Adjusted R2 measures to correct for the fact that non-relevant independent variables will result in some small reduction in the error sum of squares. Thus, the adjusted R2, provides a better comparison between multiple regression models with different numbers of independent variables. In this case, the difference between R2 and adjusted R2 is not very large, so the regression model is quite fit to the real data.

2. Performing F-tests to examine the suitability of the model The regression model is

The hypothesis test is as below: (two tailed test)

The test-statistic (F) is calculated as follows:

In this model, RSSR is the total sum of squared and RSSU is the residual sum of squared. N is the number of observations. m is the number of restrictions. k is the number of parameters to be estimated.

Hence, RSSR = TSS = 878.039867 RSSU = RSS = 114.827602 M = 2 N = 20 K = 3

So,

The critical F value of F at 5% significant level

As , reject .

Since the computed value of F exceeds the critical value, we reject the null hypothesis that GNI per capita and improved water sources are not in combination conditionally significant. The combined effect of these two variables does improve the model that predicts life expectancy at birth. Therefore, GNI per capita and improved water source should be included in the model.
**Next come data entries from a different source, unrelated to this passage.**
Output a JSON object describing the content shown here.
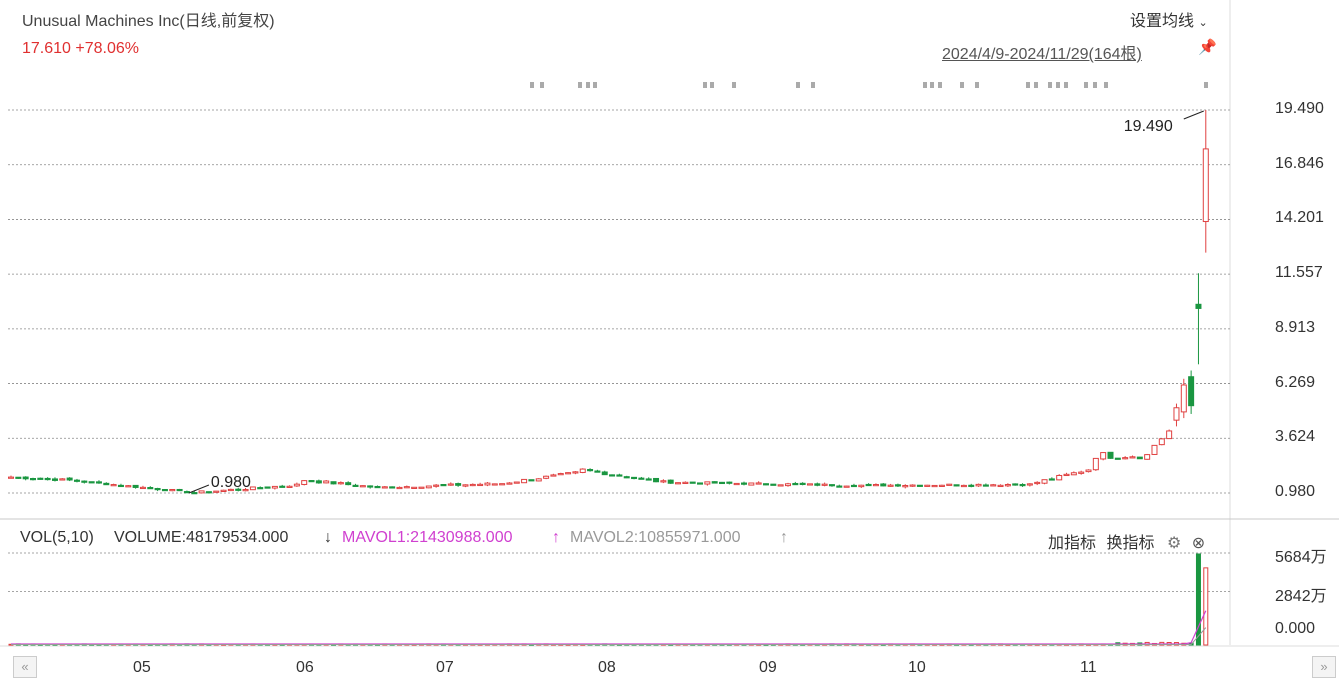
{
  "header": {
    "title": "Unusual Machines Inc(日线,前复权)",
    "price": "17.610",
    "change": "+78.06%",
    "ma_setting_label": "设置均线",
    "range_label": "2024/4/9-2024/11/29(164根)"
  },
  "volume_header": {
    "vol": "VOL(5,10)",
    "volume": "VOLUME:48179534.000",
    "volume_arrow": "↓",
    "mavol1": "MAVOL1:21430988.000",
    "mavol1_arrow": "↑",
    "mavol2": "MAVOL2:10855971.000",
    "mavol2_arrow": "↑",
    "add_indicator": "加指标",
    "change_indicator": "换指标"
  },
  "colors": {
    "up": "#e04040",
    "down": "#1a9641",
    "mavol1": "#d040d0",
    "mavol2": "#999999",
    "grid": "#888888"
  },
  "chart_data": [
    {
      "type": "candlestick",
      "title": "Unusual Machines Inc(日线,前复权)",
      "y_ticks": [
        "19.490",
        "16.846",
        "14.201",
        "11.557",
        "8.913",
        "6.269",
        "3.624",
        "0.980"
      ],
      "ylim": [
        0.98,
        19.49
      ],
      "x_ticks": [
        "05",
        "06",
        "07",
        "08",
        "09",
        "10",
        "11"
      ],
      "annotations": [
        {
          "label": "19.490",
          "value": 19.49,
          "kind": "high"
        },
        {
          "label": "0.980",
          "value": 0.98,
          "kind": "low"
        }
      ],
      "segments": [
        {
          "from": 0,
          "to": 8,
          "start": 1.75,
          "end": 1.6,
          "amp": 0.12
        },
        {
          "from": 8,
          "to": 25,
          "start": 1.6,
          "end": 1.0,
          "amp": 0.1
        },
        {
          "from": 25,
          "to": 40,
          "start": 1.0,
          "end": 1.4,
          "amp": 0.12
        },
        {
          "from": 40,
          "to": 50,
          "start": 1.6,
          "end": 1.25,
          "amp": 0.15
        },
        {
          "from": 50,
          "to": 68,
          "start": 1.25,
          "end": 1.45,
          "amp": 0.12
        },
        {
          "from": 68,
          "to": 78,
          "start": 1.5,
          "end": 2.0,
          "amp": 0.15
        },
        {
          "from": 78,
          "to": 90,
          "start": 2.1,
          "end": 1.45,
          "amp": 0.15
        },
        {
          "from": 90,
          "to": 115,
          "start": 1.5,
          "end": 1.35,
          "amp": 0.1
        },
        {
          "from": 115,
          "to": 140,
          "start": 1.35,
          "end": 1.4,
          "amp": 0.1
        },
        {
          "from": 140,
          "to": 148,
          "start": 1.5,
          "end": 2.2,
          "amp": 0.15
        },
        {
          "from": 148,
          "to": 156,
          "start": 2.8,
          "end": 2.8,
          "amp": 0.35
        },
        {
          "from": 156,
          "to": 159,
          "start": 3.3,
          "end": 4.3,
          "amp": 0.3
        }
      ],
      "last_candles": [
        {
          "o": 4.5,
          "h": 5.3,
          "l": 4.2,
          "c": 5.1
        },
        {
          "o": 4.9,
          "h": 6.5,
          "l": 4.6,
          "c": 6.2
        },
        {
          "o": 6.6,
          "h": 6.9,
          "l": 4.8,
          "c": 5.2
        },
        {
          "o": 10.1,
          "h": 11.6,
          "l": 7.2,
          "c": 9.9
        },
        {
          "o": 14.1,
          "h": 19.49,
          "l": 12.6,
          "c": 17.61
        }
      ]
    },
    {
      "type": "bar",
      "title": "VOL(5,10)",
      "y_ticks": [
        "5684万",
        "2842万",
        "0.000"
      ],
      "ylim": [
        0,
        5684
      ],
      "series": [
        {
          "name": "VOLUME",
          "last_values": [
            56840000,
            48179534
          ]
        },
        {
          "name": "MAVOL1",
          "last_value": 21430988
        },
        {
          "name": "MAVOL2",
          "last_value": 10855971
        }
      ]
    }
  ],
  "nav": {
    "prev": "«",
    "next": "»"
  }
}
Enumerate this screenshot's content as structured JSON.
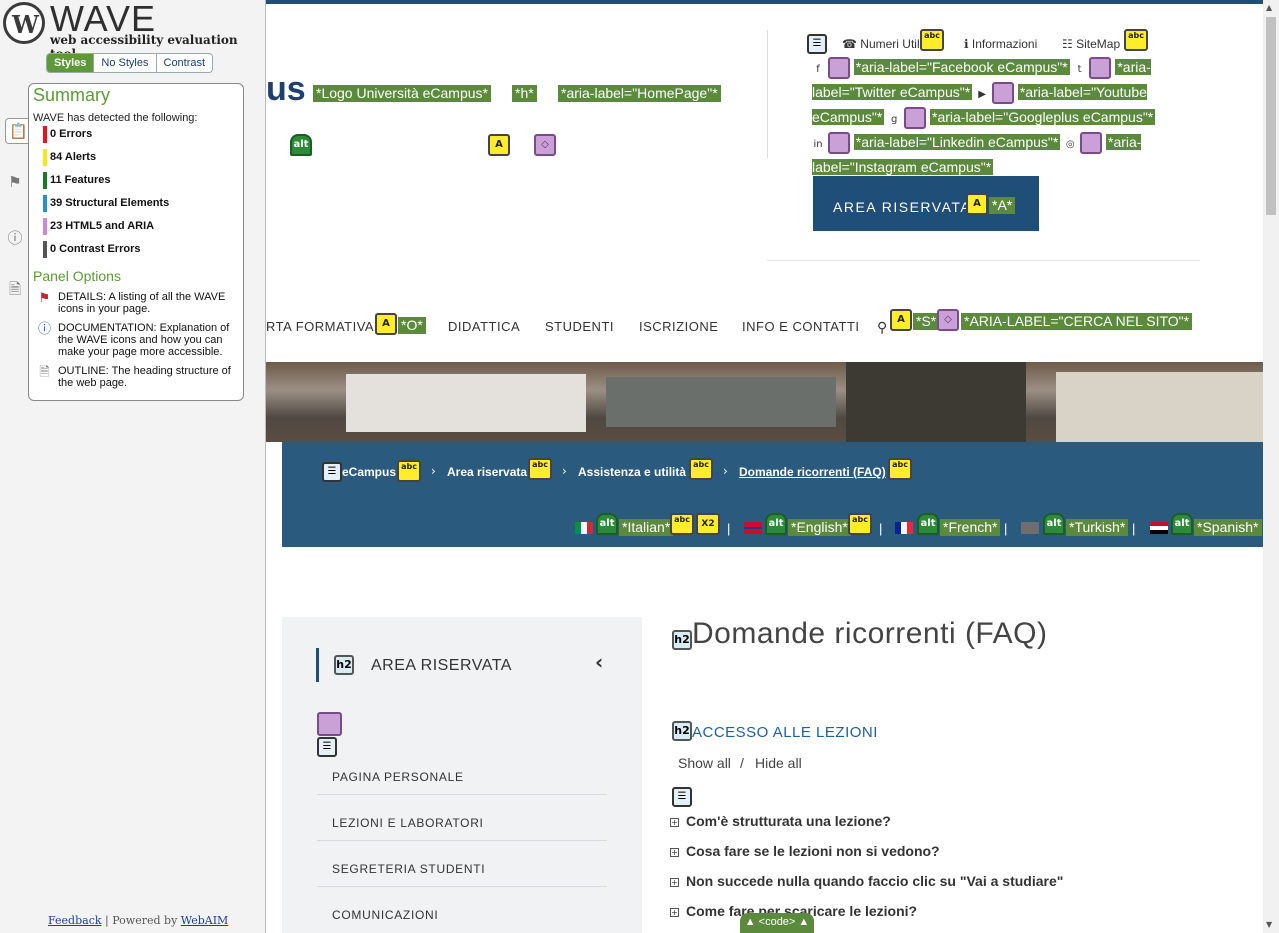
{
  "wave": {
    "title": "WAVE",
    "subtitle": "web accessibility evaluation tool",
    "tabs": [
      "Styles",
      "No Styles",
      "Contrast"
    ],
    "summary_title": "Summary",
    "detected": "WAVE has detected the following:",
    "counts": [
      {
        "label": "0 Errors",
        "color": "#e8131d"
      },
      {
        "label": "84 Alerts",
        "color": "#f8e81a"
      },
      {
        "label": "11 Features",
        "color": "#187a25"
      },
      {
        "label": "39 Structural Elements",
        "color": "#2a8ed6"
      },
      {
        "label": "23 HTML5 and ARIA",
        "color": "#c98ad6"
      },
      {
        "label": "0 Contrast Errors",
        "color": "#555555"
      }
    ],
    "panel_options": "Panel Options",
    "options": [
      {
        "icon": "flag-icon",
        "text": "DETAILS: A listing of all the WAVE icons in your page."
      },
      {
        "icon": "info-icon",
        "text": "DOCUMENTATION: Explanation of the WAVE icons and how you can make your page more accessible."
      },
      {
        "icon": "document-icon",
        "text": "OUTLINE: The heading structure of the web page."
      }
    ],
    "footer_feedback": "Feedback",
    "footer_sep": " | Powered by ",
    "footer_webaim": "WebAIM"
  },
  "header": {
    "logo_fragment": "us",
    "logo_label": "*Logo Università eCampus*",
    "h_label": "*h*",
    "home_label": "*aria-label=\"HomePage\"*",
    "util_numeri": "Numeri Utili",
    "util_info": "Informazioni",
    "util_sitemap": "SiteMap",
    "social": [
      "*aria-label=\"Facebook eCampus\"*",
      "*aria-label=\"Twitter eCampus\"*",
      "*aria-label=\"Youtube eCampus\"*",
      "*aria-label=\"Googleplus eCampus\"*",
      "*aria-label=\"Linkedin eCampus\"*",
      "*aria-label=\"Instagram eCampus\"*"
    ],
    "area_button": "AREA RISERVATA",
    "area_label": "*A*"
  },
  "nav": {
    "offerta": "RTA FORMATIVA",
    "offerta_label": "*O*",
    "items": [
      "DIDATTICA",
      "STUDENTI",
      "ISCRIZIONE",
      "INFO E CONTATTI"
    ],
    "search_label": "*S*",
    "search_aria": "*ARIA-LABEL=\"CERCA NEL SITO\"*"
  },
  "breadcrumb": [
    "eCampus",
    "Area riservata",
    "Assistenza e utilità",
    "Domande ricorrenti (FAQ)"
  ],
  "languages": [
    "*Italian*",
    "*English*",
    "*French*",
    "*Turkish*",
    "*Spanish*"
  ],
  "sidebar": {
    "title": "AREA RISERVATA",
    "items": [
      "PAGINA PERSONALE",
      "LEZIONI E LABORATORI",
      "SEGRETERIA STUDENTI",
      "COMUNICAZIONI"
    ]
  },
  "content": {
    "title": "Domande ricorrenti (FAQ)",
    "section": "ACCESSO ALLE LEZIONI",
    "show_all": "Show all",
    "sep": "/",
    "hide_all": "Hide all",
    "faqs": [
      "Com'è strutturata una lezione?",
      "Cosa fare se le lezioni non si vedono?",
      "Non succede nulla quando faccio clic su \"Vai a studiare\"",
      "Come fare per scaricare le lezioni?"
    ],
    "code_tab": "▲ <code> ▲"
  }
}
3. Performing t-tests to check whether each of the components has any significant effect (in the presence of other components) on the Life Expectancy value

The T-test for GNI and improved water source are as follows:

For GIN per capita, (Two tailed test)

Construct t=(0.0002669-0)/std. err.=0.0002669/0.0000548=4.87

Critical value is t= 2.11 at 5% significant level with 17 degrees of freedom.

Construct t=4.87 > critical t=2.11, so reject .

So GNI does…